Mario Chalmers (Steve Puppe photo)
I don’t know what kind of math grades Darrell Arthur and Mario Chalmers got at KU, but I think they could’ve solved the following equation: 75 – 30.
In this problem, 75 equals the number of young men who each year think
they are first-round NBA draft picks and 30 equals the number of
available spots each year in the first round.
I don’t know if they didn’t want to do the math or
if they had too many people telling them not to do it. Maybe someone
was telling them 75-30 = 0.
Either way, KU fans and the entire country got to watch Darrell Arthur’s slide from the middle of the first round to becoming
ESPN’s annual “How far will he drop?”
green room poster child and Mario Chalmers from a mid-to-late first
rounder to the 34th pick.
Sure, this kind of draft day plummet happens every year, and every year
fans trash the kids who dropped for coming out early.

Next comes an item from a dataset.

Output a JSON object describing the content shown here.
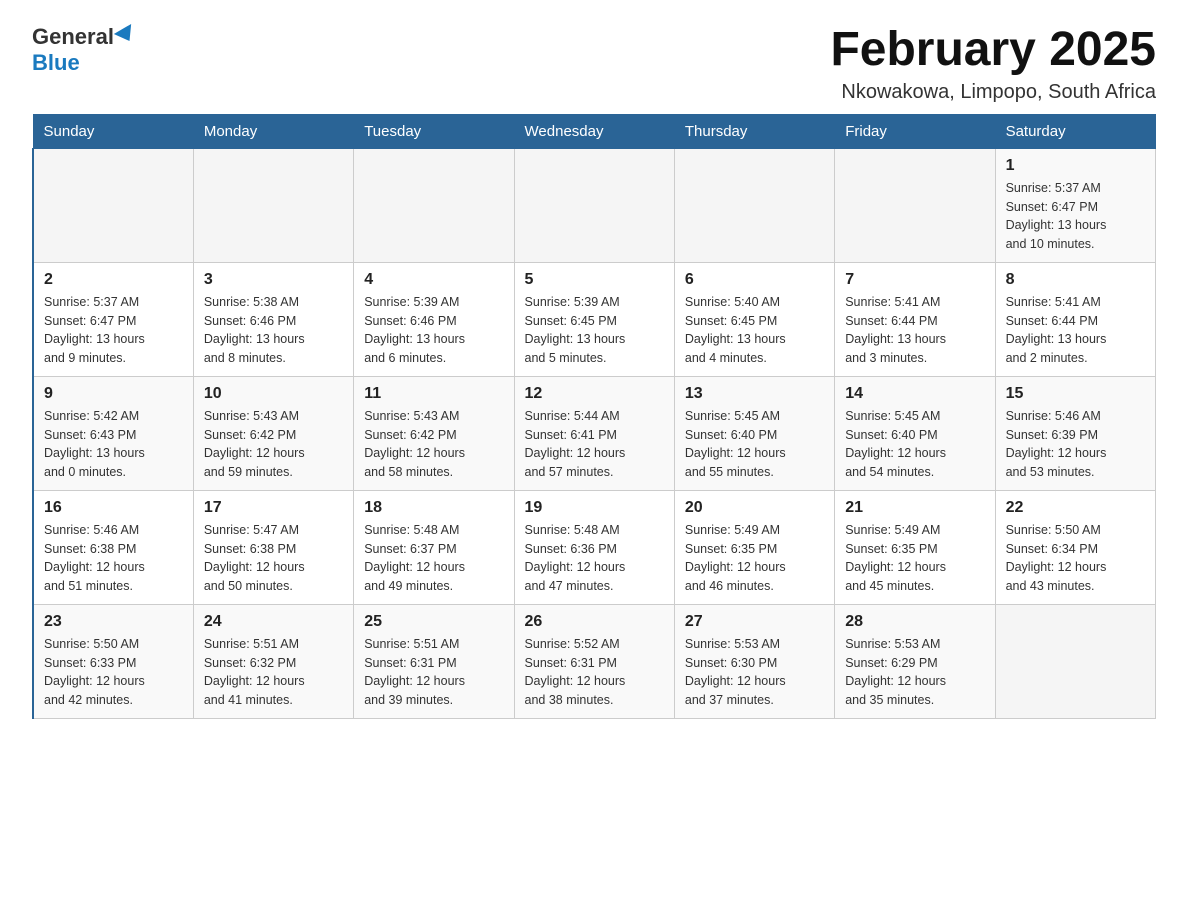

But this year, it
happened to our guys, so that makes it different, right?
The decision to forgo the 2008-09 season in a Kansas uniform was a bad
decision for both of them, but it’s not surprising Chalmers

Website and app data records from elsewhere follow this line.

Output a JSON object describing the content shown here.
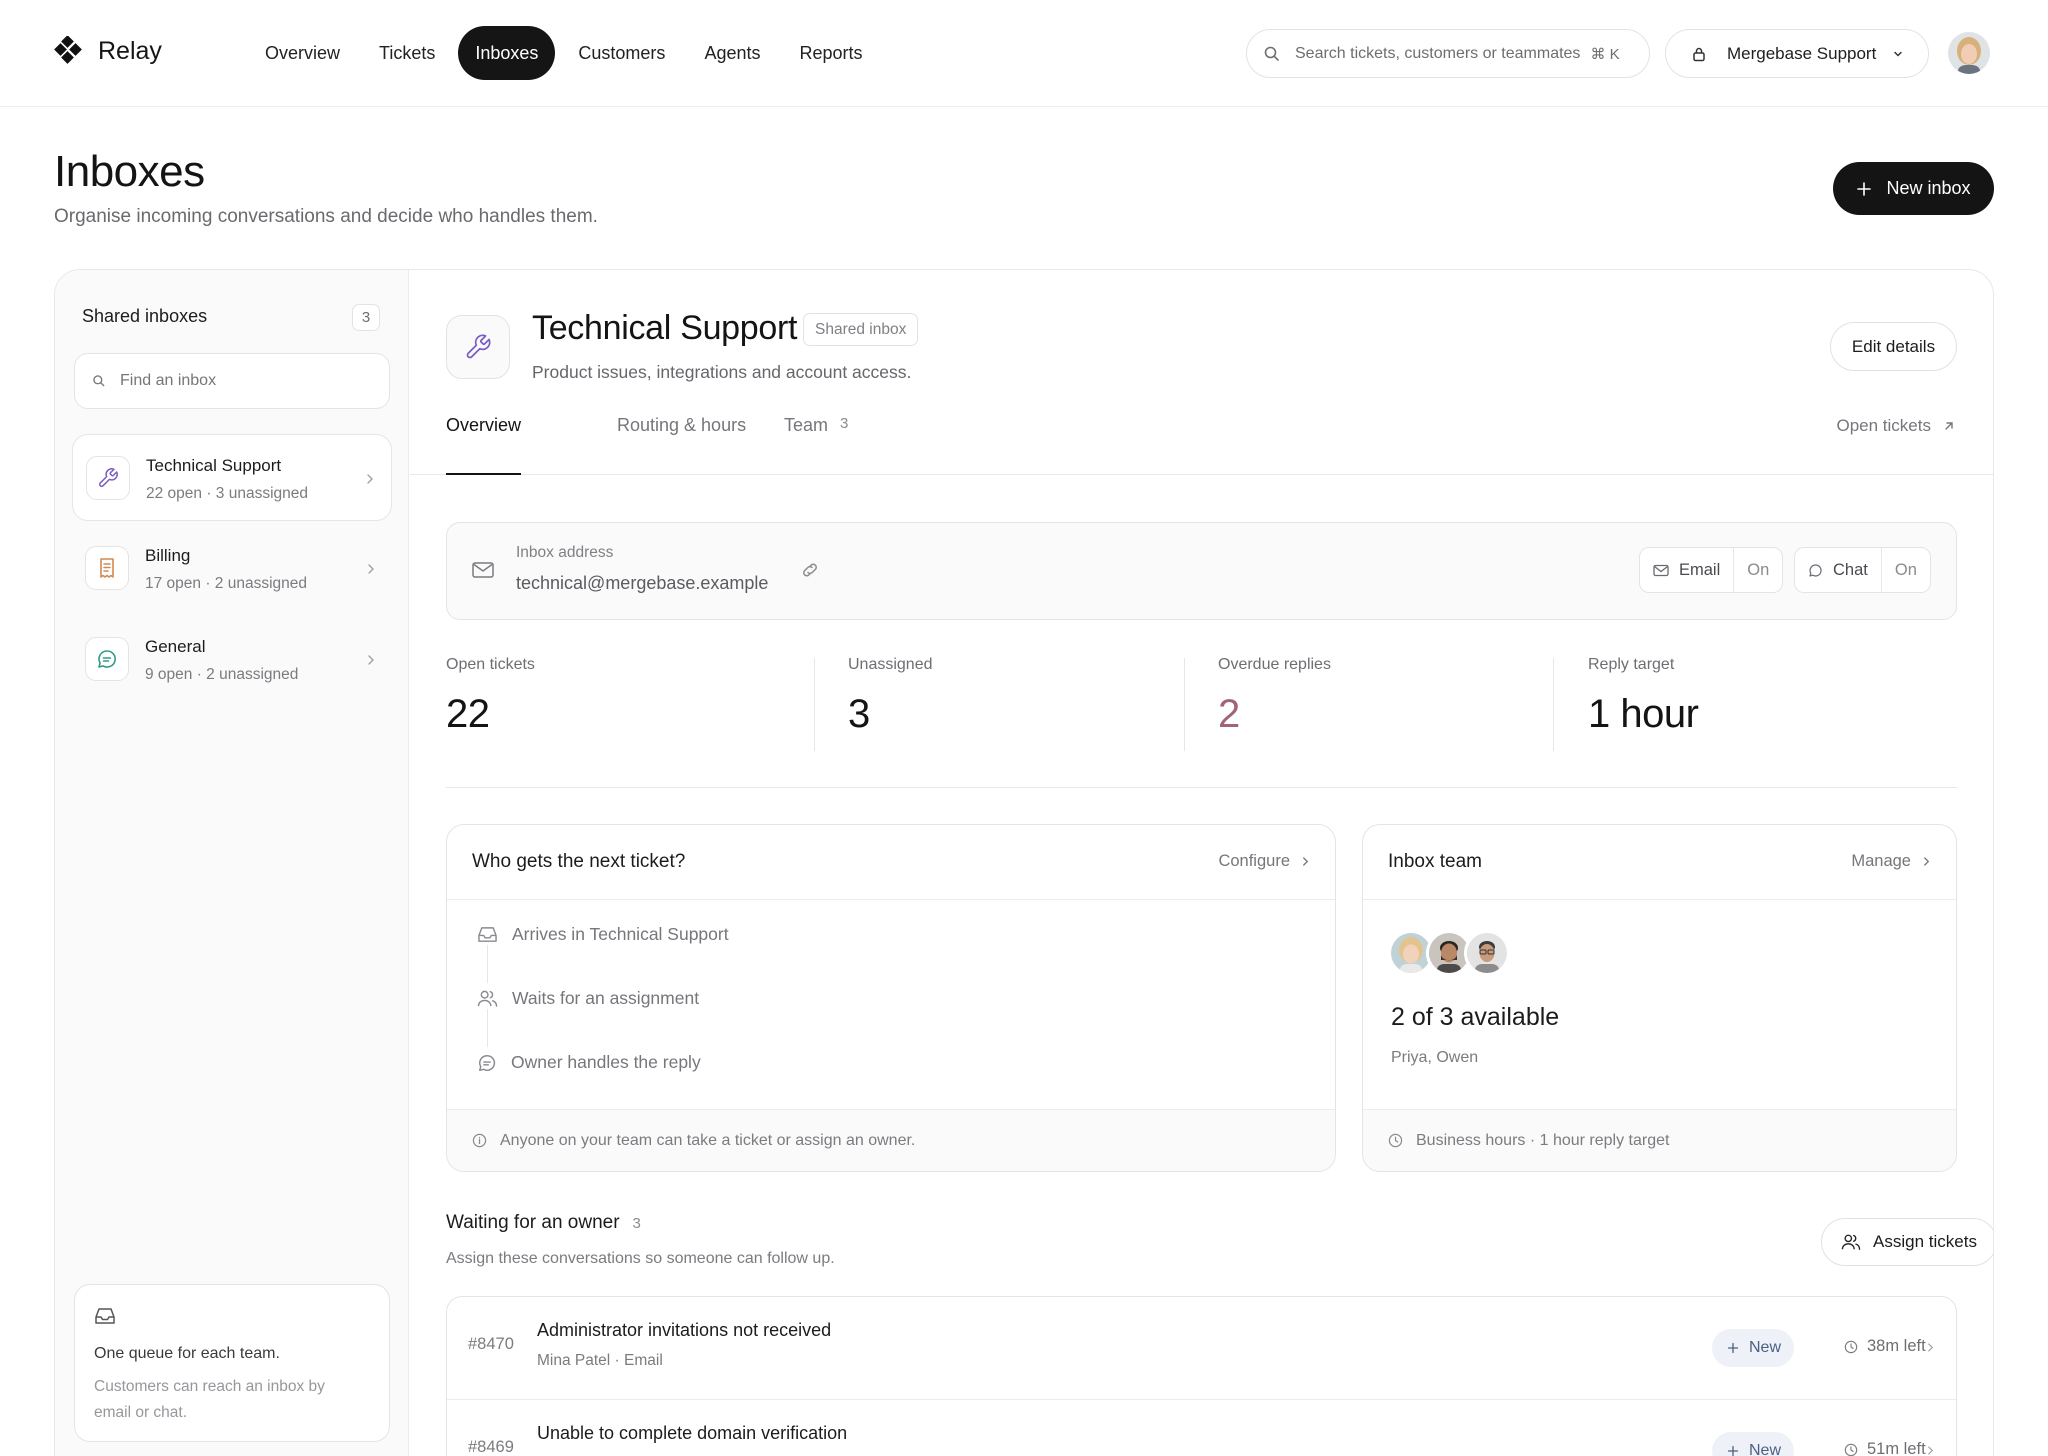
{
  "app": {
    "name": "Relay"
  },
  "nav": {
    "items": [
      {
        "label": "Overview"
      },
      {
        "label": "Tickets"
      },
      {
        "label": "Inboxes",
        "active": true
      },
      {
        "label": "Customers"
      },
      {
        "label": "Agents"
      },
      {
        "label": "Reports"
      }
    ]
  },
  "search": {
    "placeholder": "Search tickets, customers or teammates",
    "shortcut": "⌘ K"
  },
  "workspace": {
    "name": "Mergebase Support"
  },
  "page": {
    "title": "Inboxes",
    "subtitle": "Organise incoming conversations and decide who handles them.",
    "new_button": "New inbox"
  },
  "sidebar": {
    "title": "Shared inboxes",
    "count": "3",
    "search_placeholder": "Find an inbox",
    "items": [
      {
        "name": "Technical Support",
        "meta": "22 open · 3 unassigned",
        "icon": "wrench-icon",
        "selected": true
      },
      {
        "name": "Billing",
        "meta": "17 open · 2 unassigned",
        "icon": "receipt-icon"
      },
      {
        "name": "General",
        "meta": "9 open · 2 unassigned",
        "icon": "chat-bubble-icon"
      }
    ],
    "note": {
      "title": "One queue for each team.",
      "text": "Customers can reach an inbox by email or chat."
    }
  },
  "inbox": {
    "title": "Technical Support",
    "badge": "Shared inbox",
    "description": "Product issues, integrations and account access.",
    "edit_button": "Edit details",
    "tabs": [
      {
        "label": "Overview",
        "active": true
      },
      {
        "label": "Routing & hours"
      },
      {
        "label": "Team",
        "count": "3"
      }
    ],
    "open_tickets_link": "Open tickets",
    "address": {
      "label": "Inbox address",
      "value": "technical@mergebase.example"
    },
    "channels": [
      {
        "name": "Email",
        "state": "On"
      },
      {
        "name": "Chat",
        "state": "On"
      }
    ],
    "stats": [
      {
        "label": "Open tickets",
        "value": "22"
      },
      {
        "label": "Unassigned",
        "value": "3"
      },
      {
        "label": "Overdue replies",
        "value": "2",
        "alert": true
      },
      {
        "label": "Reply target",
        "value": "1 hour"
      }
    ]
  },
  "routing": {
    "title": "Who gets the next ticket?",
    "link": "Configure",
    "steps": [
      {
        "label": "Arrives in Technical Support",
        "icon": "inbox-tray-icon"
      },
      {
        "label": "Waits for an assignment",
        "icon": "users-icon"
      },
      {
        "label": "Owner handles the reply",
        "icon": "chat-bubble-icon"
      }
    ],
    "footer": "Anyone on your team can take a ticket or assign an owner."
  },
  "team": {
    "title": "Inbox team",
    "link": "Manage",
    "availability": "2 of 3 available",
    "names": "Priya, Owen",
    "footer": "Business hours · 1 hour reply target"
  },
  "waiting": {
    "title": "Waiting for an owner",
    "count": "3",
    "description": "Assign these conversations so someone can follow up.",
    "assign_button": "Assign tickets",
    "tickets": [
      {
        "id": "#8470",
        "title": "Administrator invitations not received",
        "meta": "Mina Patel · Email",
        "status": "New",
        "sla": "38m left"
      },
      {
        "id": "#8469",
        "title": "Unable to complete domain verification",
        "meta": "",
        "status": "New",
        "sla": "51m left"
      }
    ]
  },
  "colors": {
    "primary": "#141414",
    "alert": "#a46276",
    "badge_bg": "#eef1f7",
    "badge_fg": "#4b5f85",
    "wrench": "#7c5cc4",
    "receipt": "#d08a52",
    "chat": "#2f9b86"
  }
}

and Arthur made the decisions they did.
I have to believe that KU head coach Bill Self jumped up and down and
waved his arms and screamed himself dizzy telling Darrell Arthur that
he needed an agent and not his old AAU coach. I mean a real agent with
a brief case and shiny black shoes and everything. When the June 16th
draft deadline came and went and he still hadn’t hired an
agent, I thought he might be in for an interesting draft night.
The concerns about that possible undisclosed kidney issue surely played
a role, but I’ll speculate (at least I’m being
upfront) that that problem was just an add-on. I wonder what kind of
advice Arthur got, and I wonder how well organized the entire process
leading up to the draft was without an experienced agent there to
direct it. I’d bet the farm that that’s at the core
of the issue. Perhaps Darrell and his camp didn’t come across
There were just too many people involved with Darrell’s
handling who may have had their own agenda, and money has been known to
make people say things that they think other people want to hear, even
when they aren’t true.
When it comes to Mario, well, there’s nothing quite like a
father’s love for his son. There’s also the
possibility, though, that Chalmers – both of them –
were mislead by NBA teams.
Really, why should an NBA team be honest with a kid entering the draft
early? If I was a GM, I’d think twice about it. After all,
it’s my job to put together the best team I can, and I have a
better chance if I have multiple options to choose from. So,
I’m going to tell everyone and their dog to go ahead and
declare so my available talent pool is as broad and deep as possible.
Thus sayeth Michael Corleone: This is business, not personal.
One would think that NBA teams – more and more of whom are
led by GMs who played for or who coached with many of today’s
college coaches – would worry about that relationship. Then
again, maybe they can’t afford to.
The bottom line is, there are way too many people – GMs,
coaches and hangers-on, family and friends, some respectable and some
not so much – who think they have too much at stake to give
the young man in their charge honest, accurate information that might
lead them to wait till next year.
A bunch of those young men end up disappointed and short-changed on
draft night because they got bad information. Part of the blame is on
those teams and those camp followers, but a ton of it rests squarely
with those young men for not listening to the right people and making
This year, two of those disappointed, shortchanged guys were ours. It
was no fun to watch.